The ITS has several limitations. The sample of recorded safety-related inquiries is quite small compared with other more commonly used systems for inquiries, such as NIPINFO. ITS inquiries are biased toward complex questions. In addition, because relatively few questions are referred to the ISO from the CDC telephone information service or NIPINFO, most questions are probably answered before they reach the ISO and, therefore, are not recorded in the ITS. As a result, the recorded inquiries may not be representative of vaccine-safety–related concerns that are asked about most frequently.
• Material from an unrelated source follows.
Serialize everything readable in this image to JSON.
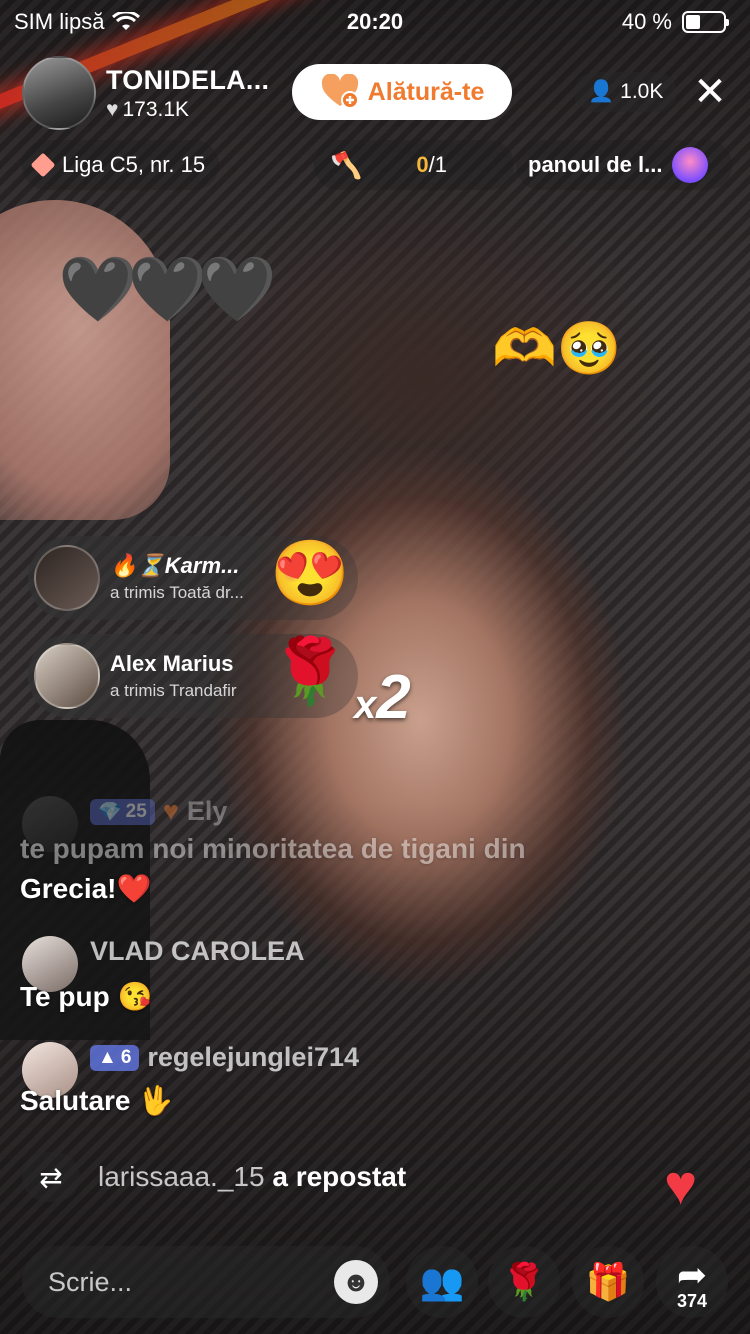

For example, autism, possibly the most publicly discussed topic in vaccine safety, was the subject of only 2% of questions in the ITS, because staff members of 1-800-CDC-INFO and NIPINFO answer autism questions before they reach the ISO. In addition, many requests could fall into more than 1 category, because the analyzed groupings are not always mutually exclusive.
Despite limitations, tracking vaccination inquiries has been useful. The ITS is an additional system in which to look for previously unreported AEs. It has enabled ISO staff to be more aware of vaccine-safety issues about which the public has concerns and is a resource for questions that are asked frequently. Other public health organizations should consider recording the inquiries they receive about vaccinations. Keeping records of inquiries and associated responses will help public health workers address common questions, respond to these inquiries in a consistent manner, and remain cognizant of vaccine-safety concerns of both laypersons and health care professionals.
We thank Robert (Bob) Chen and the NIPINFO staff (CDC).
- Accepted November 29, 2010.
- Address correspondence to Elaine Miller, RN, MPH, Division of Healthcare Quality Promotion, Immunization Safety Office, Centers for Disease Control and Prevention, Mail Stop D-26, 1600 Clifton Rd, Atlanta, GA 30333. E-mail:
FINANCIAL DISCLOSURE: The authors have indicated they have no financial relationships relevant to this article to disclose.
- AE =
- adverse event •
- VAERS =
- Vaccine Adverse Event Reporting System •
- CDC =
- Centers for Disease Control and Prevention •
- CISA =
- Clinical Immunization Safety Assessment •
- ISO =
- Immunization Safety Office •
- ITS =
- Inquiry Tracking System
- Copyright © 2011 by the American Academy of Pediatrics